EXERCISE DETAILS
Check each line of the data below for the word "String", then extract the ones that have it.

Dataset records
══════
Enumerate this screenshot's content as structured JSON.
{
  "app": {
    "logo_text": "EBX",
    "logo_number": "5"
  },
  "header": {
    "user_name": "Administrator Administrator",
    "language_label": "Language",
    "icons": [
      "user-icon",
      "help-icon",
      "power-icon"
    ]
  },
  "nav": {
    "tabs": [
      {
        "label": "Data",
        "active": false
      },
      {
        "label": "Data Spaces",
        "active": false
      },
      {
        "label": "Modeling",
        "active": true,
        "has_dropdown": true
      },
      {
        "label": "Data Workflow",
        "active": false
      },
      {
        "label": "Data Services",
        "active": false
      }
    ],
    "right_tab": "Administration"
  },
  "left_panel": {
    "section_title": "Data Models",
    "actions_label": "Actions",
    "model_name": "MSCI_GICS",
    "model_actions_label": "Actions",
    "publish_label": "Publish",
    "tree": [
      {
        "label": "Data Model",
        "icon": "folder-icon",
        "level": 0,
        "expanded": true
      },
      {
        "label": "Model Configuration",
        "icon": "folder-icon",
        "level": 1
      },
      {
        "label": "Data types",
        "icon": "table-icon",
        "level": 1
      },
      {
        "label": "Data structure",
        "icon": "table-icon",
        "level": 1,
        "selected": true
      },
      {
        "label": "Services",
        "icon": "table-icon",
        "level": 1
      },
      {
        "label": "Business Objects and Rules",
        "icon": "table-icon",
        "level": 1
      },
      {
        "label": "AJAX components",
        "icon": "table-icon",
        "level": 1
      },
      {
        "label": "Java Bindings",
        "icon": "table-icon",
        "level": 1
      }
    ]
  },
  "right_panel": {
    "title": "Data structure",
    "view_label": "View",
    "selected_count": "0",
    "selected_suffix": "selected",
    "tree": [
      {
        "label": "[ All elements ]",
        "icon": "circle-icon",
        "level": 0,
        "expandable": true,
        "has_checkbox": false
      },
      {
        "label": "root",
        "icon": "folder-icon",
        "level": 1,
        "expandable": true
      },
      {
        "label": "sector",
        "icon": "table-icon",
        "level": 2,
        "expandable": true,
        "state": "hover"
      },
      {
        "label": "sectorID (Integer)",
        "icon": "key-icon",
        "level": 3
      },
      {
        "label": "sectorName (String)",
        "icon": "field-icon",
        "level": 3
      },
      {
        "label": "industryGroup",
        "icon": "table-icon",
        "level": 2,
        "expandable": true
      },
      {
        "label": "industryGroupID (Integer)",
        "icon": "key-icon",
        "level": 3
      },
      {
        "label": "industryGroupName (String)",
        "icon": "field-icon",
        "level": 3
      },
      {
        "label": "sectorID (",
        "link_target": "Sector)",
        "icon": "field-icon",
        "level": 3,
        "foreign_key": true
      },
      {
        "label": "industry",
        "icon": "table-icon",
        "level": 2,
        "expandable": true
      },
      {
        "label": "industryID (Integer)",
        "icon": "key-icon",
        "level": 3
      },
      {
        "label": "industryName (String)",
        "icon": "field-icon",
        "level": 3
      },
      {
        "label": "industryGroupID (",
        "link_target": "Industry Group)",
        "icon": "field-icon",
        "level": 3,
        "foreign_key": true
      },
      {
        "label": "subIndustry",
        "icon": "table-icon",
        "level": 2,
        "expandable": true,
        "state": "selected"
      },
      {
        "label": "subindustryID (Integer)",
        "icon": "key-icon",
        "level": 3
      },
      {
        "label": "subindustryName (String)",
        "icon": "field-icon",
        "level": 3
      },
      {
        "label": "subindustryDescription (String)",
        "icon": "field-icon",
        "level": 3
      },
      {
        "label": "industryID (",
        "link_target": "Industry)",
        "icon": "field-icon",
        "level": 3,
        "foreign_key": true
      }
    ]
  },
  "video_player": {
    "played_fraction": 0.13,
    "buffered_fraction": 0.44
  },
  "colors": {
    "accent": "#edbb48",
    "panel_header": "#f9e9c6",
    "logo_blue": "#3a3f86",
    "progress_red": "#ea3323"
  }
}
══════
ANSWER AREA
        "label": "sectorName (String)",
        "label": "industryGroupName (String)",
        "label": "industryName (String)",
        "label": "subindustryName (String)",
        "label": "subindustryDescription (String)",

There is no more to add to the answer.